2) It is not accurate that the Defendant had no burden. This was a discovery abuse motion. The initial burden is on Malibu to prove that a violation of evidence rules occurred (this is a low and easily met burden). *After* they have met that burden, the burden shifts to the Defendant to put on any defenses or to refute the assertion.
3) The rules of evidence state that one has committed discovery abuse if evidence is disposed of after someone "knew or should have known" that litigation was pending. Yes, attorneys many times make threats. Yes most of the time they are just talking noise. But don't kid yourself. A notice to preserve evidence *is* enforceable. The recipient ignores it at their own peril.

Comment: Re:Uninformed court? (Score 1) 181

If the plaintiff can't show that there was (not say that there probably was) evidence on the drive, then the court should bloody well assume there wasn't (assumption of innocence and all that nonsense....)

This is a civil case. "Innocent until proven guilty" does not apply. Instead the issue is one of "liable or not liable". Further it is not a binary yes / no but rather a percentage of fault scale. Subject to notable exceptions the Plaintiff must prove that the Defendant is liable via a preponderance of the evidence (51% or more).

Comment: Whew! (Score 0) 181

Thank goodness the judge doesn't understand technology or that defendant would have been screwed.
"Yes your honor, hard drives are merely mysterious magical containers of stuff with no alternative method of recovery."

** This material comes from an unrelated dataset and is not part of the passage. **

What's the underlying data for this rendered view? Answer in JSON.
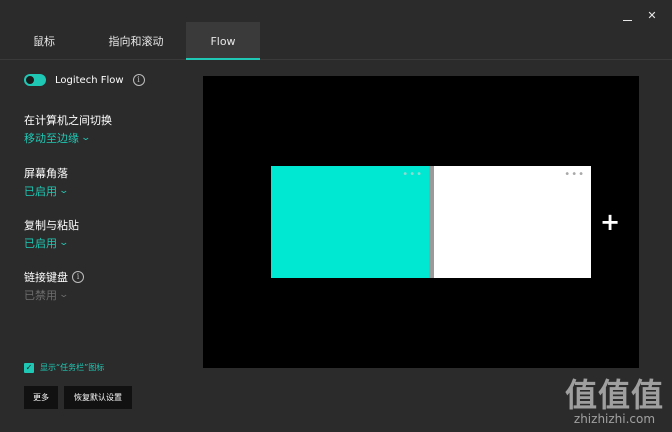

From a tactical standpoint the defendant avoided default. Sure he may have saved himself from them seeing exactly what he had downloaded. However he isn't out of the woods yet as other sanctions are possible. For example the Plaintiff could secure jury instructions that the jury is to assume that there was pirated material on the drive. Or the judge could hand down discovery sanctions such as fines, limits on what discovery the Defendant can do, etc.

I would expect that the Plaintiffs will explore these avenues soon enough.

Disclaimer: IAAL.

Comment: It's situation specific (Score 1) 213

by doubledown00 (#45757073) Attached to: Ask Slashdot: Can Commercial Hardware Routers Be Trusted?
Start by evaluating what you have and whom you wish to keep it away from. If you have classified data that a national security apparatus wants, do what a poster up-thread suggested and keep it offline (also, stay the hell away from me). If your data is less sensitive, then evaluate your security posture using a multi-tiered approach. Assume all routers can be compromised and treat them as the first line of defense. Evaluate where you data sits (cloud based versus local) and how it is transferred (encrypted versus non). Evaluate your own work flows in determining how the data is potentially vulnerable.

You can build your own fortress unto yourself if you want to, but at the end of the day even if you're sharing with other fortress entities you will still end up having to send data across untrusted lines. Some of those lines are run by people who don't have your privacy interests at heart. So knowledge and common sense are still your best defenses.

Comment: Sure, if you do no real actual work. (Score 1) 453

by doubledown00 (#45595817) Attached to: The Desktop Is Dead, Long Live the Desktop!
When I can have multiple monitors going, with legal research on one screen and MS Word on the other, and am able to type text quickly with a reasonable keyboard......then I'll believe the desktop / laptop is dying.

Until then tablets and smart phones are for surfing the web, putzing around on facebook, and doing minor work tasks. Productivity is still the domain of the PC.

What good is a ticket to the good life, if you can't find the entrance?